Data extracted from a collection
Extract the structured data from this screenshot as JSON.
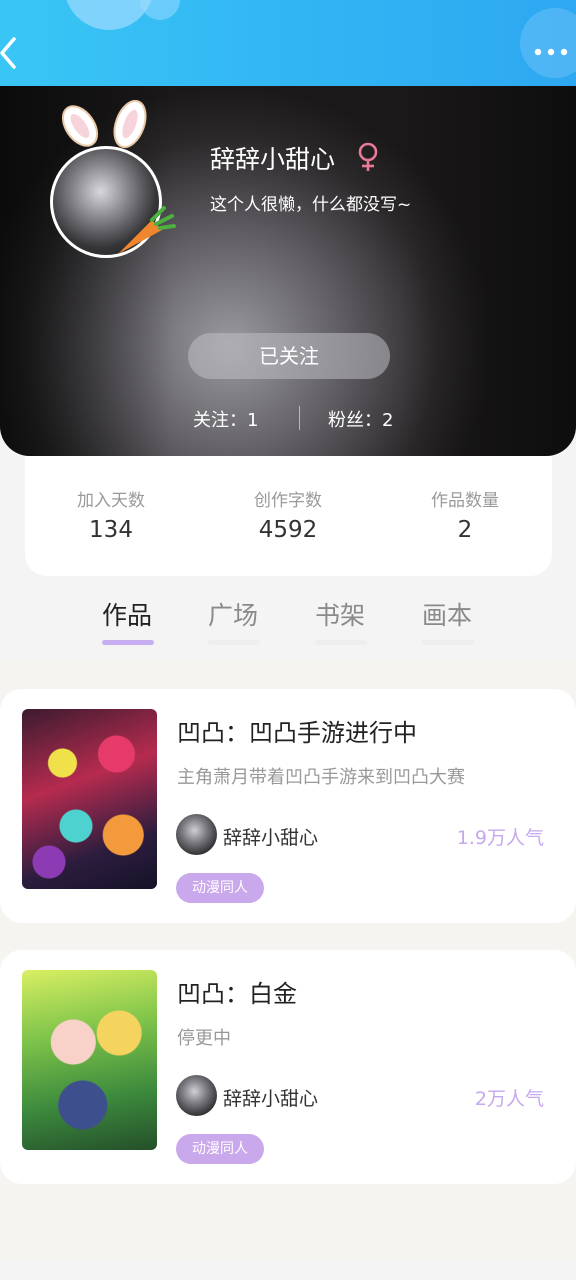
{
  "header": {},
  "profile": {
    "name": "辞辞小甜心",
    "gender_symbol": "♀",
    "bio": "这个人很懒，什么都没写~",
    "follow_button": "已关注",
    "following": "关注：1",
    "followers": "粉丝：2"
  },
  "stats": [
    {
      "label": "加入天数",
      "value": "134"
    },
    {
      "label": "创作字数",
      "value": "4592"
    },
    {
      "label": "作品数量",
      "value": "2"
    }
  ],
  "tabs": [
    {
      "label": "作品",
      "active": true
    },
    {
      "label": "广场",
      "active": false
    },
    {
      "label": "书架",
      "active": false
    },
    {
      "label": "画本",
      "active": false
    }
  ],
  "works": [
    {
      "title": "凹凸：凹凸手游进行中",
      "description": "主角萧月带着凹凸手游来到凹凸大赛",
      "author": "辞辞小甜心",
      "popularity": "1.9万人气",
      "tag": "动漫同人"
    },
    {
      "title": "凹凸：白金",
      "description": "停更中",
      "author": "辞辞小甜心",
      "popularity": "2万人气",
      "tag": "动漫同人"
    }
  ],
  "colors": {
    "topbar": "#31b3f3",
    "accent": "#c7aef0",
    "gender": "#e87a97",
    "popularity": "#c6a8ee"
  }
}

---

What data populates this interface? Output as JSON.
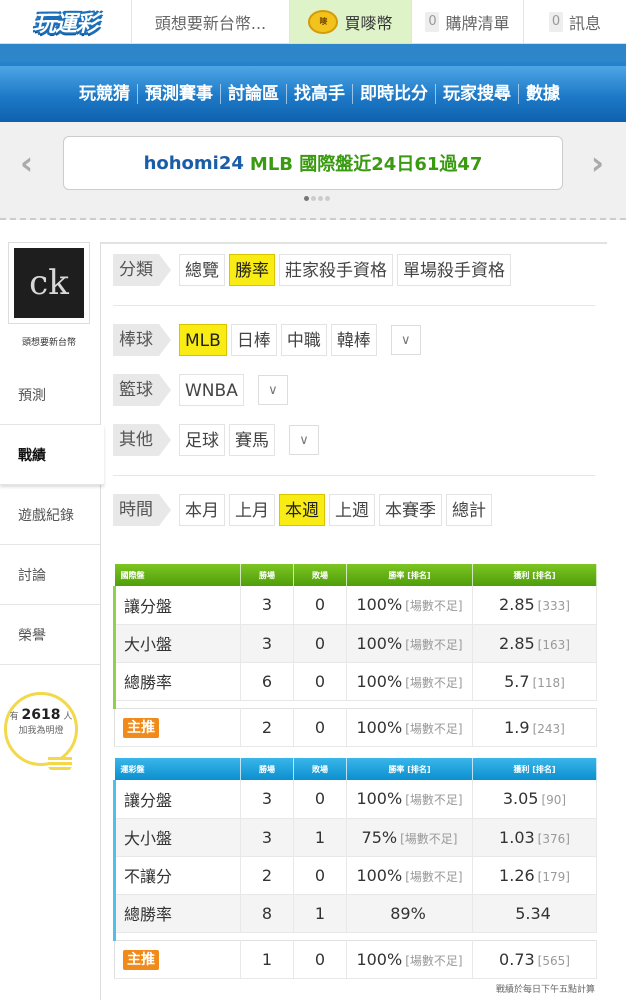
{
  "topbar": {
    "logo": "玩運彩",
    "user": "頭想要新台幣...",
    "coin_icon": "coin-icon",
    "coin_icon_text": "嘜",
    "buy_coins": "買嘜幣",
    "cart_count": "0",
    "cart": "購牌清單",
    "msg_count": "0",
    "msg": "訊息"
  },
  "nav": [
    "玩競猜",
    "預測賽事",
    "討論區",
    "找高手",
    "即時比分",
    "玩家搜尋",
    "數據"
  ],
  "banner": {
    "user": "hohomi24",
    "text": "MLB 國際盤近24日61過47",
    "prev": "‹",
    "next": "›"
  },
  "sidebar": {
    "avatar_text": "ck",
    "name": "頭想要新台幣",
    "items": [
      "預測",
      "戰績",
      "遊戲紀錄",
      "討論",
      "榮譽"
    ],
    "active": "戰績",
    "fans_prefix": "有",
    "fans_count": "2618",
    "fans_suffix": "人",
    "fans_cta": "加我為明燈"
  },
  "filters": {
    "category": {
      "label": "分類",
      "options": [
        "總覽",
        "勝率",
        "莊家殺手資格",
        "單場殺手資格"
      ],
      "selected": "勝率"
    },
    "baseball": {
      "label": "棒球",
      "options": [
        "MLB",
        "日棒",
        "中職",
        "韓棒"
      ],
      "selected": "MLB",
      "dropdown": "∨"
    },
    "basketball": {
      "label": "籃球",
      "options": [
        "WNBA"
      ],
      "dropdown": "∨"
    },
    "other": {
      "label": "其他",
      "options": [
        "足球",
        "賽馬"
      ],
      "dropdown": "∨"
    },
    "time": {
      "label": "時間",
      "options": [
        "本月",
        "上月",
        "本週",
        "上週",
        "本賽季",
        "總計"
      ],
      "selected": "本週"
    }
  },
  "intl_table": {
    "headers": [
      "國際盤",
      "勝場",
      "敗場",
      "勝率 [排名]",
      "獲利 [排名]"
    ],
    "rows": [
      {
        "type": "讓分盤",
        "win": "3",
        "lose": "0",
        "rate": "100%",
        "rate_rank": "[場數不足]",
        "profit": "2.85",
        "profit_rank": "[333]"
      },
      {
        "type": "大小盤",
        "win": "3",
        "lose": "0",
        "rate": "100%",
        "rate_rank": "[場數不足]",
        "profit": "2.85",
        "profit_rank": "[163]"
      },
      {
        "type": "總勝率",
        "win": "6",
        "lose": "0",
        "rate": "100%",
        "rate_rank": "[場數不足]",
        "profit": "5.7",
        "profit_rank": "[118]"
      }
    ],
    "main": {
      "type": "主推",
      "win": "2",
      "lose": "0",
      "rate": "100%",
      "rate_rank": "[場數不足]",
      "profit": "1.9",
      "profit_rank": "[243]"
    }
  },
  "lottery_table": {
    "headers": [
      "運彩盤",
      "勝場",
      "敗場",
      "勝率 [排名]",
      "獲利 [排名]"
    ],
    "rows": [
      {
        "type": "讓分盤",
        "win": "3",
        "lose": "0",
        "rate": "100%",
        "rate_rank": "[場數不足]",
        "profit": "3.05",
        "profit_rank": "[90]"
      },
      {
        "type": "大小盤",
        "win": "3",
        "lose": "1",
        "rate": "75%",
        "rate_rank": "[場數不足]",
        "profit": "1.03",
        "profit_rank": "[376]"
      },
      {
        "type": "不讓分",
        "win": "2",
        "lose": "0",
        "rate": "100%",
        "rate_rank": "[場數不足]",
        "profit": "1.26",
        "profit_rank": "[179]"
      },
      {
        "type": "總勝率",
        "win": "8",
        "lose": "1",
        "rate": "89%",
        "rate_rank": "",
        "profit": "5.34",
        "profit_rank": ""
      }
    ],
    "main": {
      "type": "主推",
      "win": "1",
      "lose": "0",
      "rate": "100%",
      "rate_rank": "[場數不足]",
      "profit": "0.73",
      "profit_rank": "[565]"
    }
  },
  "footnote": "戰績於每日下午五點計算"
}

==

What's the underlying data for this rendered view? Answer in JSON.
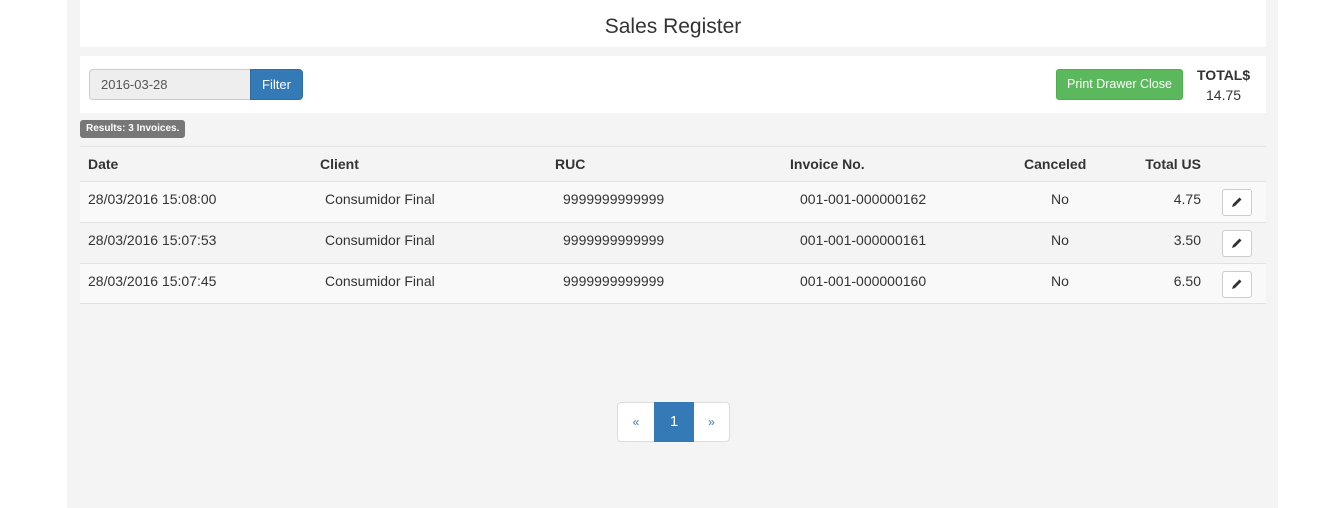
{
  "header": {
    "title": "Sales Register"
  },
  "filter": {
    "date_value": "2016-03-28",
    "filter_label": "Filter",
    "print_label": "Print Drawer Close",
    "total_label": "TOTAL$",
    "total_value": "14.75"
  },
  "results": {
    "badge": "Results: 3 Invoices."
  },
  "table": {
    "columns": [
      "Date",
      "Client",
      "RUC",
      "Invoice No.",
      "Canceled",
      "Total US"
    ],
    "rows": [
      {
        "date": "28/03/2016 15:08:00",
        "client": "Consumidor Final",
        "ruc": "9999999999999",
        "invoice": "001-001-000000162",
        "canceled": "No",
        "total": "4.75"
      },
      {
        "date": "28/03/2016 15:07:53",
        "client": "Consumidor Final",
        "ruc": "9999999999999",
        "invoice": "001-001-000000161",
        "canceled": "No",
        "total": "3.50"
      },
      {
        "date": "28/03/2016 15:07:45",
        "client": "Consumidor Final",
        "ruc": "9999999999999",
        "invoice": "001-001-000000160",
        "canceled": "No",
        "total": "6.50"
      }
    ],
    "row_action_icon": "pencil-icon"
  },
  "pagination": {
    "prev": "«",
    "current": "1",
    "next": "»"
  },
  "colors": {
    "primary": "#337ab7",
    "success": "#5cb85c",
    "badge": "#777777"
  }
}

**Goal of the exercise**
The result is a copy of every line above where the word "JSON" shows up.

**Exercise output**
Extract the structured data from this screenshot as JSON.
What data populates this interface? Output as JSON.
What's the underlying data for this rendered view? Answer in JSON.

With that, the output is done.